Uncle Wilber Fountain

By Mariana Wagner, CC BY 2.0, Link

Uncle Wilber Fountain, Colorado Springs

Uncle Wilber Fountain is a tuba-playing fountain piece that has played a big role in the revitalization of downtown Colorado Springs. It has contributed greatly in transforming the environment of Acacia Park in the city. From being a hotspot for drug dealers, transients and homeless people, the place has become a safe and lively venue for children, families and downtown shoppers.

The fountain is amazing for several reasons. One, it is not just a water-spurting structure; it also functions as a stationary music station. At first, when the water is not running, Uncle Wilber appears as nothing but a gigantic bubble in the shade of blue. To see the beauty of the fountain’s mechanism, you have to wait for the actual operation to start. The feeling of amusement is not impossible to grasp once the “performance” starts. As the water pulses into the fountain, Uncle Wilber’s statue slowly comes to sight and rises from the mosaic concrete pedestal. With a sousaphone in hand, the statue begins to dance and spout water as the sound of piped-in tuba music plays. Kids, kids at heart and even adult spectators can’t help but give out a shout or a whistle to the spectacle before their eyes.

This kind of show started in 2001. Since the fountain’s debut that year, it has given joyful sight and entertainment to park’s visitors who come from different places. Even before the statue of a tuba-playing man appears, viewers are preoccupied with the 52 pop up jets on the fountain’s floor  and the many streams of water that come from various points of the fountain. Not to mention the fiber optic lights in a variety of colors.

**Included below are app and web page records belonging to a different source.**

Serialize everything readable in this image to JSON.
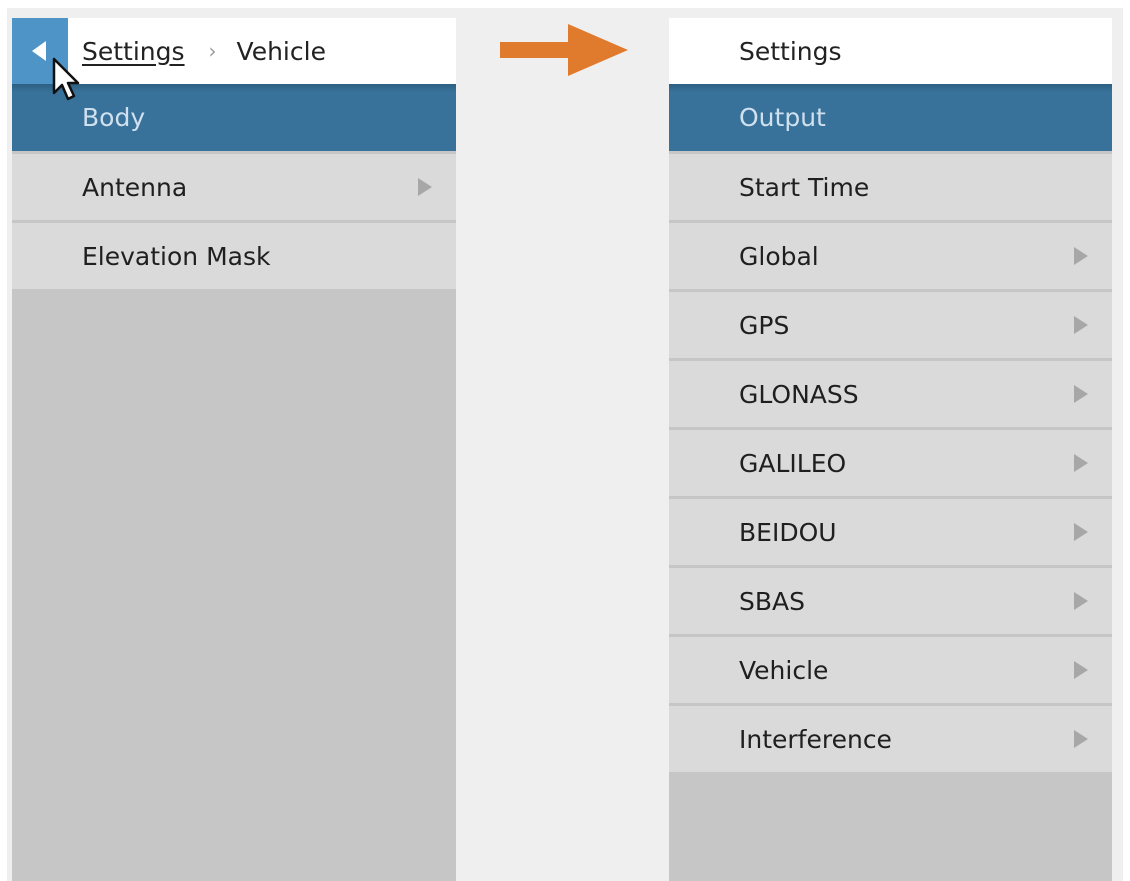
{
  "left": {
    "breadcrumb": {
      "link": "Settings",
      "separator": "›",
      "current": "Vehicle"
    },
    "items": [
      {
        "label": "Body",
        "selected": true,
        "has_submenu": false
      },
      {
        "label": "Antenna",
        "selected": false,
        "has_submenu": true
      },
      {
        "label": "Elevation Mask",
        "selected": false,
        "has_submenu": false
      }
    ]
  },
  "right": {
    "title": "Settings",
    "items": [
      {
        "label": "Output",
        "selected": true,
        "has_submenu": false
      },
      {
        "label": "Start Time",
        "selected": false,
        "has_submenu": false
      },
      {
        "label": "Global",
        "selected": false,
        "has_submenu": true
      },
      {
        "label": "GPS",
        "selected": false,
        "has_submenu": true
      },
      {
        "label": "GLONASS",
        "selected": false,
        "has_submenu": true
      },
      {
        "label": "GALILEO",
        "selected": false,
        "has_submenu": true
      },
      {
        "label": "BEIDOU",
        "selected": false,
        "has_submenu": true
      },
      {
        "label": "SBAS",
        "selected": false,
        "has_submenu": true
      },
      {
        "label": "Vehicle",
        "selected": false,
        "has_submenu": true
      },
      {
        "label": "Interference",
        "selected": false,
        "has_submenu": true
      }
    ]
  },
  "icons": {
    "back": "back-triangle-icon",
    "submenu": "submenu-chevron-icon",
    "cursor": "mouse-pointer-icon",
    "transition": "orange-arrow-icon"
  },
  "colors": {
    "back_button": "#4f94c7",
    "selected_item": "#38729a",
    "item_background": "#dadada",
    "panel_background": "#c6c6c6",
    "arrow": "#e07b2e"
  }
}
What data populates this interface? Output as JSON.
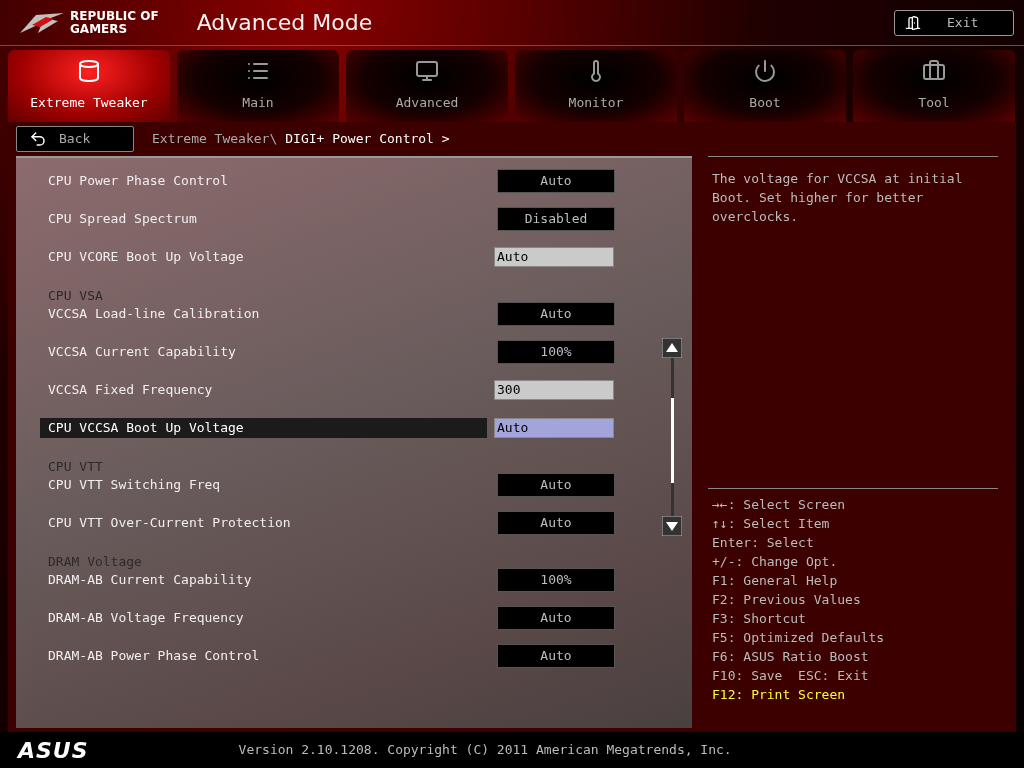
{
  "brand": {
    "line1": "REPUBLIC OF",
    "line2": "GAMERS"
  },
  "window": {
    "title": "Advanced Mode"
  },
  "exit_button": {
    "label": "Exit"
  },
  "tabs": [
    {
      "label": "Extreme Tweaker",
      "selected": true
    },
    {
      "label": "Main",
      "selected": false
    },
    {
      "label": "Advanced",
      "selected": false
    },
    {
      "label": "Monitor",
      "selected": false
    },
    {
      "label": "Boot",
      "selected": false
    },
    {
      "label": "Tool",
      "selected": false
    }
  ],
  "back_button": {
    "label": "Back"
  },
  "breadcrumb": {
    "parent": "Extreme Tweaker\\",
    "current": "DIGI+ Power Control >"
  },
  "settings": [
    {
      "kind": "select",
      "label": "CPU Power Phase Control",
      "value": "Auto",
      "selected": false
    },
    {
      "kind": "select",
      "label": "CPU Spread Spectrum",
      "value": "Disabled",
      "selected": false
    },
    {
      "kind": "input",
      "label": "CPU VCORE Boot Up Voltage",
      "value": "Auto",
      "selected": false
    },
    {
      "kind": "heading",
      "label": "CPU VSA"
    },
    {
      "kind": "select",
      "label": "VCCSA Load-line Calibration",
      "value": "Auto",
      "selected": false
    },
    {
      "kind": "select",
      "label": "VCCSA Current Capability",
      "value": "100%",
      "selected": false
    },
    {
      "kind": "input",
      "label": "VCCSA Fixed Frequency",
      "value": "300",
      "selected": false
    },
    {
      "kind": "input",
      "label": "CPU VCCSA Boot Up Voltage",
      "value": "Auto",
      "selected": true
    },
    {
      "kind": "heading",
      "label": "CPU VTT"
    },
    {
      "kind": "select",
      "label": "CPU VTT Switching Freq",
      "value": "Auto",
      "selected": false
    },
    {
      "kind": "select",
      "label": "CPU VTT Over-Current Protection",
      "value": "Auto",
      "selected": false
    },
    {
      "kind": "heading",
      "label": "DRAM Voltage"
    },
    {
      "kind": "select",
      "label": "DRAM-AB Current Capability",
      "value": "100%",
      "selected": false
    },
    {
      "kind": "select",
      "label": "DRAM-AB Voltage Frequency",
      "value": "Auto",
      "selected": false
    },
    {
      "kind": "select",
      "label": "DRAM-AB Power Phase Control",
      "value": "Auto",
      "selected": false
    }
  ],
  "help": {
    "description": "The voltage for VCCSA at initial Boot. Set higher for better overclocks.",
    "keys": [
      {
        "text": "→←: Select Screen",
        "highlight": false
      },
      {
        "text": "↑↓: Select Item",
        "highlight": false
      },
      {
        "text": "Enter: Select",
        "highlight": false
      },
      {
        "text": "+/-: Change Opt.",
        "highlight": false
      },
      {
        "text": "F1: General Help",
        "highlight": false
      },
      {
        "text": "F2: Previous Values",
        "highlight": false
      },
      {
        "text": "F3: Shortcut",
        "highlight": false
      },
      {
        "text": "F5: Optimized Defaults",
        "highlight": false
      },
      {
        "text": "F6: ASUS Ratio Boost",
        "highlight": false
      },
      {
        "text": "F10: Save  ESC: Exit",
        "highlight": false
      },
      {
        "text": "F12: Print Screen",
        "highlight": true
      }
    ]
  },
  "footer": {
    "logo": "ASUS",
    "version": "Version 2.10.1208. Copyright (C) 2011 American Megatrends, Inc."
  }
}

On most days, the fountain gets viewed on by teenagers, students from local high school, young couples and families. Sitting on the benches around the fountain, they wait and watch for the familiar view of dancing water. During summer, Uncle Wilber’s main visitors comprise of children who are excited to play in the water.

In 2001, not long after its public launch, Gazette’s Go Magazine awarded Uncle Wilber Fountain as Best Addition to Downtown. That same year, it was voted as Best Public Artwork by the Independent newspaper. The fountain was also featured in the August 2001 edition of Landscape Architect.

Uncle Wilber Fountain is a result of collaborative efforts between public and private groups. Although the city officially owns it, a number of businesses and area residents, together with the private Smokebrush Foundation, contributed to the fountain’s creation and installation.

Kat and Bob Tudor, who are members of Colorado Spring’s art community, designed the fountain. In order to come up with a one-of-a-kind fountain concept, the two of them toured the country. They explored several fountains and all sorts of bodies of water such as rivers and falls before they thought of an inviting and whimsical design. The original concept was of a “plugged leak” scenario in which several plumbers are frustratingly trying to repair water leaks. As they went along, the design of leaky pipes became a tuba, and the picture of plumbers got replaced by a musician. After its creation, the fountain was formally donated to Colorado Springs by the Smokebrush Foundation for the Arts in September 2000.